- Opening Delimiter -

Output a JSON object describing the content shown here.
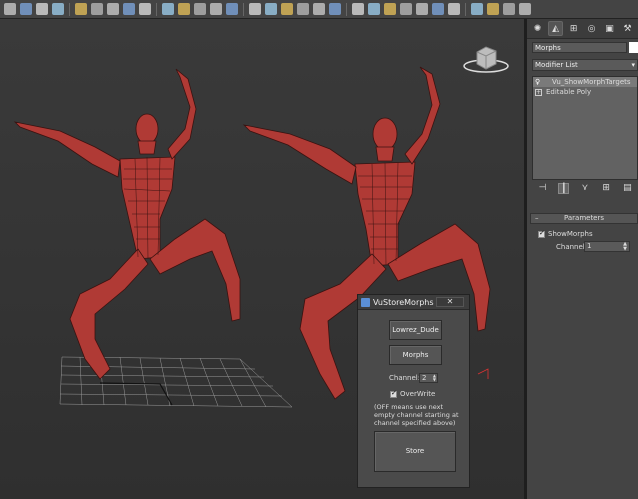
{
  "toolbar": {
    "icons": [
      "undo-icon",
      "redo-icon",
      "select-icon",
      "select-region-icon",
      "window-crossing-icon",
      "move-icon",
      "rotate-icon",
      "scale-icon",
      "reference-icon",
      "pivot-icon",
      "snap-icon",
      "angle-snap-icon",
      "percent-snap-icon",
      "spinner-snap-icon",
      "named-selection-icon",
      "mirror-icon",
      "align-icon",
      "layer-icon",
      "graph-icon",
      "material-icon",
      "render-setup-icon",
      "render-icon",
      "teapot-icon",
      "sphere-icon",
      "light-icon",
      "camera-icon",
      "helper-icon",
      "spacewarp-icon",
      "systems-icon",
      "xref-icon",
      "help-icon"
    ]
  },
  "panel": {
    "tabs": [
      "create-tab",
      "modify-tab",
      "hierarchy-tab",
      "motion-tab",
      "display-tab",
      "utilities-tab"
    ],
    "object_name": "Morphs",
    "modifier_list": "Modifier List",
    "stack": [
      "Vu_ShowMorphTargets",
      "Editable Poly"
    ],
    "rollout_title": "Parameters",
    "show_morphs_label": "ShowMorphs",
    "channel_label": "Channel",
    "channel_value": "1"
  },
  "dialog": {
    "title": "VuStoreMorphs",
    "close_label": "✕",
    "lowrez_button": "Lowrez_Dude",
    "morphs_button": "Morphs",
    "channel_label": "Channel:",
    "channel_value": "2",
    "overwrite_label": "OverWrite",
    "note": "(OFF means use next empty channel starting at channel specified above)",
    "store_button": "Store"
  },
  "colors": {
    "mesh": "#b03a35",
    "viewport_bg": "#333333",
    "panel_bg": "#444444"
  }
}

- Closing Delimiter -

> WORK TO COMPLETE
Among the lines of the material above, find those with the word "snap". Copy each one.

> ANSWER TO THE EXERCISE
      "snap-icon",
      "angle-snap-icon",
      "percent-snap-icon",
      "spinner-snap-icon",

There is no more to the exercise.